with focused concentration. Musical limitations: The sound of the piano dies quickly. the large dynamic range possible on the piano makes for difficulties in stamina.¡¯ .David Hawley . and it is qui te a workout when performing a major concerto with orchestra. makes it extremely difficult to per form onstage.t that is the most memorable thing to audiences. Finally. A lean young man. it can also be tonally banal. Additionally. The sheer amount o f notes. a pianist¡¯s playing mechanism is not immediately connected to breath so it is a little more challenging to create a more ¡®natural¡¯ singing line.
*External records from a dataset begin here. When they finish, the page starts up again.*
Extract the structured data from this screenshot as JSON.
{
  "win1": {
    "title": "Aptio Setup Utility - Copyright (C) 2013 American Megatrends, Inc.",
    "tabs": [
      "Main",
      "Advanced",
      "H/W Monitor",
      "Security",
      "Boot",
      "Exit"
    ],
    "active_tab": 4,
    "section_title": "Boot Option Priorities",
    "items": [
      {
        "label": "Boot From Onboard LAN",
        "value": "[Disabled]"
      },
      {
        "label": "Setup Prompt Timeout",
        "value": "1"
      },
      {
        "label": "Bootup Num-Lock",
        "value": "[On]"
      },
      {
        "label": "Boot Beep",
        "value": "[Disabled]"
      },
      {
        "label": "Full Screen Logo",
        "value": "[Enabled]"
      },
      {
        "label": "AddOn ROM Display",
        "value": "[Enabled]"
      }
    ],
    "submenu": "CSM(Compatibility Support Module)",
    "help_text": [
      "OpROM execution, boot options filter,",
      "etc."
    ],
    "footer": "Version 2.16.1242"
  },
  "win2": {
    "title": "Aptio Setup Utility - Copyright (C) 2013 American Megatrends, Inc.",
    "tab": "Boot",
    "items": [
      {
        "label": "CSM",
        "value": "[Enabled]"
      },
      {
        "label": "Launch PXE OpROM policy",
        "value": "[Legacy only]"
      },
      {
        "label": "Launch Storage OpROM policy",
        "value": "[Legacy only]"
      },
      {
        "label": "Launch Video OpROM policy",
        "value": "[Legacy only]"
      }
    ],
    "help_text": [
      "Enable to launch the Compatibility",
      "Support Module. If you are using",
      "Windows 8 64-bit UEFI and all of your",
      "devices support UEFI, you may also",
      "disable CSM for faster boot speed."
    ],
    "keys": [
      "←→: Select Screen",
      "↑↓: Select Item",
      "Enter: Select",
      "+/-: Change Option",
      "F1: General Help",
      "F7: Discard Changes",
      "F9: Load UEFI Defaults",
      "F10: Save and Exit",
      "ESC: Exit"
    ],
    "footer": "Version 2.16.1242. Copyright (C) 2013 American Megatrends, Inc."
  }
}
A concert pianist needs a huge imagination. fueled by an intellectual unders tanding of the music performed. networking abilities. was the sense of seeing a real musician at the starting gate. other talents. this is a career on t he rise and a performer to watch. 4. Physical requirements: The piano is a very physical instrument. the stress of perform ing a solo recital without anyone onstage. millions of people study piano at an advanced level. it can be too much for even the toughes t artists. 2. and this observation is meant as a compliment . as compared with other instruments. ¡®Staupe is a nonhistrionic performer. and piano pl aying in general. Unlike a singer or wind players. but it is essentially the words and grammar that allows a Shakespeare to create masterpiec es. and many other factors take a toll on the mind. Mental requirements: memorization of nearly everything. Without resolve and ambition. the loudest fortissimos of Rachmaninoff can quickly tire the muscles of the forearm and shoulder. Competition for these select spots is a t an all-time high. Amount of pianists today: Today. Challenges There are so many challenges that face an aspiring concert pianist. It is often the extra things mentioned (ie marketing skills. Judgin g by the shining moments displayed in Thursday¡¯s performance. etc) that can make all the difference. to create memorable and touching performances. and yet there are fe wer and fewer performance opportunities. One needs solid technique in order to express every possible emotion. so maintaining a me lodic line is quite difficult indeed. Unmistakabl e. Off the top of my head: 1. he performs upright. however. while the piano can poss ess nearly limitless tonal possibilities. 3.